By John Marsh Welcome back! I hope you had a great, peaceful holiday season and accomplished what you set out to accomplish – whether that meant totally shutting down your riding, getting out every single day, or something in between. I'm one of those "something in between" guys who enjoys a variety of family and workout activities over the holiday season, including dog walking, hiking, riding when I can, seeing movies, visiting friends. Really, cramming as much of all of it into the season as I can.
By Coach John Hughes I'm writing this column on January 1. Today, my wife and I went skiing — my 26th day this season — to build fitness to enjoy our upcoming XC skiing holiday. I’d fallen hard several times today, and I’d interpreted that to mean I’m a bad skier. I remembered what Davis Phinney had told my friend, Pat, when he was teaching her how to descend on cross-country skis. “If you aren’t falling, you aren’t trying!” Are you making any New Year’s resolutions? Here’s mine: I’m going to keep falling! The only way I can continue to grow as an athlete is to keep trying … and failing … and trying … and failing.
By Jim Langley Nothing is more important for the integrity of bicycle wheels than spoke tension. Too loose or tight and wheels are unstable, or worse, they may fail. Because Ric Hjertberg is a longtime friend, who owned Wheelsmith and now owns Wheel Fanatyk, I decided to look into his newer and superior tensiometer.
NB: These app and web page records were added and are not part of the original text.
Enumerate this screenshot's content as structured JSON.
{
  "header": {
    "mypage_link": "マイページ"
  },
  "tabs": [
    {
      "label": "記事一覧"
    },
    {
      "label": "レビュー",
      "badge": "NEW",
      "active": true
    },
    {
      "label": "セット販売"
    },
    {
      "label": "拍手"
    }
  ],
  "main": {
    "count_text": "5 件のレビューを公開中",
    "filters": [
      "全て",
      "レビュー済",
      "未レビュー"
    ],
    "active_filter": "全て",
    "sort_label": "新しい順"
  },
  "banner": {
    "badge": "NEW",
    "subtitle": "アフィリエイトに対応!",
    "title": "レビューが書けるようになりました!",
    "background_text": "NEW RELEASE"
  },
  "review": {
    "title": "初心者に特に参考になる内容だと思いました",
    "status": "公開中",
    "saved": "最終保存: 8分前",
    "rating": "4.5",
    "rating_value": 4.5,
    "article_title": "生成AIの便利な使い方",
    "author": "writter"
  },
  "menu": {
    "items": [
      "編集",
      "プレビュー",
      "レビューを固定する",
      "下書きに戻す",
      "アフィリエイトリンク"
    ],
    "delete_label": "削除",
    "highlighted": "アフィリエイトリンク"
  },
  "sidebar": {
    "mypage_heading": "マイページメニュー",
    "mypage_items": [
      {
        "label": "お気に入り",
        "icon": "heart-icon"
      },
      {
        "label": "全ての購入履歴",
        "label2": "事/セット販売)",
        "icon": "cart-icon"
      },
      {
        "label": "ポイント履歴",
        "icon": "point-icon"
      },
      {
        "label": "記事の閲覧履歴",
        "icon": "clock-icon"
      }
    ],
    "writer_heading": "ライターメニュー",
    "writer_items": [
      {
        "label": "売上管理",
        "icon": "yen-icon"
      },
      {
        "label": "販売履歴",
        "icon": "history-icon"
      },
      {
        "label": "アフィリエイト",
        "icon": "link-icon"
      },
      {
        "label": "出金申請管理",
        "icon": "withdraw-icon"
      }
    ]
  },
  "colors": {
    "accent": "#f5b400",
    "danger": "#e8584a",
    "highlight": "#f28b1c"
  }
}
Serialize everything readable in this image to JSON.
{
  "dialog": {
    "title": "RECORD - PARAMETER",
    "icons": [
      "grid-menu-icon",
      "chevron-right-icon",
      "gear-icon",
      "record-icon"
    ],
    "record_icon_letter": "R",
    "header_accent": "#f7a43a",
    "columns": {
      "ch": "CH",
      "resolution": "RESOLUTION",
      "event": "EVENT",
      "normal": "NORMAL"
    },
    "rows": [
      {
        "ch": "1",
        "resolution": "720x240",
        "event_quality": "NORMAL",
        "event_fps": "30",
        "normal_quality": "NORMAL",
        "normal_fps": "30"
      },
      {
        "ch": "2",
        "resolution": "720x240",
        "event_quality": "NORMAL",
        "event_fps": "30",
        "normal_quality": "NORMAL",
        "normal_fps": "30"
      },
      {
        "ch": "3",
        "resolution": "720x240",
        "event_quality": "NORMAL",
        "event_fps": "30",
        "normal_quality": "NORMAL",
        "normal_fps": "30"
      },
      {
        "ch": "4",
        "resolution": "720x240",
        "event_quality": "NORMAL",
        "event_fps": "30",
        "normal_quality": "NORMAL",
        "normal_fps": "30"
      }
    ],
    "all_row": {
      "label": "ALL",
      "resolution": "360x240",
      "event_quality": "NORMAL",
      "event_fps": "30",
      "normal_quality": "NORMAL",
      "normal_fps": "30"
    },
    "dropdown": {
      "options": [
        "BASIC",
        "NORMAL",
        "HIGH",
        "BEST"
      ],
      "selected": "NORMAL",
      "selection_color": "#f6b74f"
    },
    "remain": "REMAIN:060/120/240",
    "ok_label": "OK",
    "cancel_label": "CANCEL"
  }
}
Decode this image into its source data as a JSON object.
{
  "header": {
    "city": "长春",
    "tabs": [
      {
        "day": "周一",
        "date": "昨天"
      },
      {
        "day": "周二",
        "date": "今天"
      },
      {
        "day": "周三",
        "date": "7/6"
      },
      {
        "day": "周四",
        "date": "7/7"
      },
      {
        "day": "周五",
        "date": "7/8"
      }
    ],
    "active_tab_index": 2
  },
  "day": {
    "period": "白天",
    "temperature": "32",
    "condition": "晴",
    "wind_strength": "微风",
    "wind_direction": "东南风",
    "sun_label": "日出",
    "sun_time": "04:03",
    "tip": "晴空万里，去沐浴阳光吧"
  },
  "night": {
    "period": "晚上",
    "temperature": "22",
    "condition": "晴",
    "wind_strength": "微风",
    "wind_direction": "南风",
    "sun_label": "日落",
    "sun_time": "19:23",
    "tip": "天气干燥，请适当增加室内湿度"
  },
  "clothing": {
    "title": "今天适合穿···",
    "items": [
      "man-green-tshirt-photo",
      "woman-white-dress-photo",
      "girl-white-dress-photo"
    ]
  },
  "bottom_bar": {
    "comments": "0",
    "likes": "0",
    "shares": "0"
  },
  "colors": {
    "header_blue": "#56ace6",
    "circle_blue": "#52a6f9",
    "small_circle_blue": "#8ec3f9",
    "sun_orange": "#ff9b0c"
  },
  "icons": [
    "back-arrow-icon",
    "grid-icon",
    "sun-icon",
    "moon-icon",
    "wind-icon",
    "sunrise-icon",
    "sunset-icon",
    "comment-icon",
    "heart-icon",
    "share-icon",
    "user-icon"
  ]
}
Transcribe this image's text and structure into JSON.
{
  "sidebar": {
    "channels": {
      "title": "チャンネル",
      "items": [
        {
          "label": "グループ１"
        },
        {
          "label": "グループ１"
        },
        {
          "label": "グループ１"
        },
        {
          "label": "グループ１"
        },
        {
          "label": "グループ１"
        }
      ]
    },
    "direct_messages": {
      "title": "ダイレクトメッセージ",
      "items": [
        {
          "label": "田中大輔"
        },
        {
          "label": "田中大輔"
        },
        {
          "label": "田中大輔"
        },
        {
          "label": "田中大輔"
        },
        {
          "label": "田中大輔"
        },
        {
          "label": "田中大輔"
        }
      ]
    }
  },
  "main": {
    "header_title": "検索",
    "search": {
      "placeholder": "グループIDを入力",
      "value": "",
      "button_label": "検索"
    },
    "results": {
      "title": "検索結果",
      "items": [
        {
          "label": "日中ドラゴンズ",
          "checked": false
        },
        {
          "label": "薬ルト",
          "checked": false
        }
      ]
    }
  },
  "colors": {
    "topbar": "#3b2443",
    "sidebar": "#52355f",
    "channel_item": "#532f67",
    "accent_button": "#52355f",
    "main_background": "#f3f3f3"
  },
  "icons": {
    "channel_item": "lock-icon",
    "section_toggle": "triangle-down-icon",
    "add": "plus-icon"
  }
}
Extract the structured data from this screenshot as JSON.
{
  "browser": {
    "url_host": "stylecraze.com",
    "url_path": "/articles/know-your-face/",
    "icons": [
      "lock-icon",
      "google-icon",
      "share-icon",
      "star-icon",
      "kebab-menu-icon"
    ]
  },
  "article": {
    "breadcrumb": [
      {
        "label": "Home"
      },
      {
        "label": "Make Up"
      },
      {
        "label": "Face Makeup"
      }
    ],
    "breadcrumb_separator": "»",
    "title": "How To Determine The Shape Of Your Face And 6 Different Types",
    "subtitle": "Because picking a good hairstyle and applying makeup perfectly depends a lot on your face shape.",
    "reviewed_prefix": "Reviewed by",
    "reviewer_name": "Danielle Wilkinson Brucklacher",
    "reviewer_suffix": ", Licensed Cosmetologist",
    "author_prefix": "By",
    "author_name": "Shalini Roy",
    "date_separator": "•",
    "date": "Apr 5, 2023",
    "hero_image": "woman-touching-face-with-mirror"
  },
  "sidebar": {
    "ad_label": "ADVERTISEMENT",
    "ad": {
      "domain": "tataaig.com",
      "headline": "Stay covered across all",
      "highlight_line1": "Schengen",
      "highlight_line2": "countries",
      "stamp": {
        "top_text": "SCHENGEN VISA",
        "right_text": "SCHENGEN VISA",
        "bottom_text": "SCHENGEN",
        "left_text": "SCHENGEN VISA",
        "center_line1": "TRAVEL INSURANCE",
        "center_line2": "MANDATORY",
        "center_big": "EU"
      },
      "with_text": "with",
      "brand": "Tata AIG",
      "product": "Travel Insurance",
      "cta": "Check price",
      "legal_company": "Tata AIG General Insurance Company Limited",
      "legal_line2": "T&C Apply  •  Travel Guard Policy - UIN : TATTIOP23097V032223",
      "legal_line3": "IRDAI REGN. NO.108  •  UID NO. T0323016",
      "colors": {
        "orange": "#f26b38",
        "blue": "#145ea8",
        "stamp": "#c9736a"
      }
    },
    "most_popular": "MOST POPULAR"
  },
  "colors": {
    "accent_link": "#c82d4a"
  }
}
Ric sent me the Mitutoyo Digital along with the optional Foot Pedal Data Output System to try out. Let’s look at the Tensiometer first.
By Coach Rick Schultz Ever wonder why the pros are so fast? One of the many reasons – genetics aside – is that they pedal differently than you and me. But we can all learn the same techniques, and the winter, or off-season, is the perfect time to improve your stroke so that you're ready to put your improved form to work in the new season. You can practice the drills listed below either on an indoor trainer or on a low-traffic road outdoors, so why not invest some of the slow season in gaining a few "free watts?"
The Outspoken Cyclist podcast is an RBR partner in providing timely, useful and entertaining info "for cyclists, by cyclists." Here's Diane Lees' intro: This week we feature a great, wide-ranging interview with the one and only Richard Schwinn on the state of the bike industry, and much, much more.
In STRETCHING & CORE STRENGTH FOR THE CYCLIST, our new 57-page eBook, Coach Rick Schultz and Amy Schultz clear up the confusion and take the guesswork out of knowing what to do, and how to do it, to implement a stretching and core strengthening program: Just $14.95; $12.71 forPremium Members, who save 15%!
In the 3-article WINTER CYCLING BUNDLECoach John Hughes shows you how to train in the winter, including 12-week plans based on rider goals; how to extend your "riding season" outdoors; and how to use sports psychology to improve your cycling (even long after you've plateaued physically): Just $13.50; $11.48 forPremium Members!
By Coach Rick Schultz One question that the recreational roadies and racers I coach have in common – and something I hear very often from riders of all ages and abilities – is some variation of: “My lower back is always sore during and/or after a ride. What can I do about it?” In short, there's no magic bullet to address this common problem. Lower back pain is typically the result of a combination of possible issues at play. My reply is to lay out the five main factors that can combine to cause lower back pain, and how to address each one of those:
By Gabe Mirkin, M.D. A new study suggests that it is the level of fitness, not time spent sitting, that predicts susceptibility to disease and longevity (Mayo Clinic Proceedings, published online October 18, 2016). Heart-lung fitness is the ability of the heart and lungs to provide oxygenated blood to contracting muscles for prolonged periods. In this study from Norway, the authors followed 495 women and 379 men, aged 70 to 77 years. They measured sitting time with accelerometers and heart-lung fitness by peak oxygen uptake (VO2 peak). They found that: